I’ve been an Apple guy since early 1985, when I bought the original 128k Macintosh — which still sits in my basement, like some never-quite-forgotten religious relic. So I’ve seen the company go from being new and hip and much talked-about to skirting the brink of utter collapse to being possibly the most valuable company in the world — all of which has been kinda disorienting for a long-time user, as I have noted.
In the last few years I have been somewhat dismayed to see how much attention that fans used to devote to the actual products made by Apple now gets devoted to the financial status of Apple as a company. A prominently representative case here is John Gruber, of Daring Fireball fame, who used to write detailed and highly intelligent responses to Apple products as a user, but who now focuses much — way too much — of his attention on what various business pundits predict about Apple’s next earnings reports, why said pundits are jackasses, what the various numbers really mean, and that kind of thing.
It’s true that Apple is a fascinating business, if you’re interested in business, and that people respond rather curiously to it: I mean, isn’t it kind of odd when a company sets records for sales and all the business reports treat that as bad news? So I get the obsession with the company’s financial picture, even if I don’t share it.

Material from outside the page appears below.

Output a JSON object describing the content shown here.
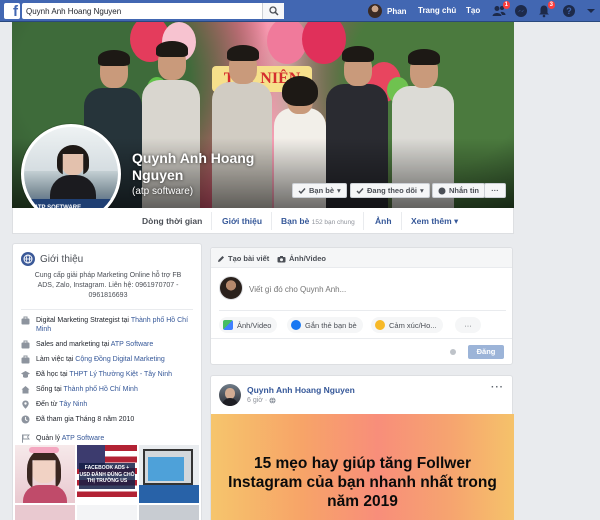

But I just hope the people who work for Apple are able to avoid thinking about that stuff too much. After all, the innovations that transformed Apple from a marginal company into a Behemoth happened — obviously and per necessitatem, as the logicians say — when Apple was not nearly as powerful as it is today. The company needs today to think and act, imagine and design, as though it’s not the biggest company in the world and wants above all to stay on top.
In 1975, Bill Gates came up with the founding mission for his company: “A computer on every desk and in every home, all running Microsoft software.” Steve Jobs, by contrast, didn’t even try to be ubiquitous: he just wanted Apple to make things that were “insanely great”. Thats’s the way to do it. If Apple is going to continue to matter, to make a real difference in the world, it can’t care about whether it stays on top of the heap, whether the iPhone makes more money than Andriod phones, or any of that stuff. It needs to think only about making things that are insanely great.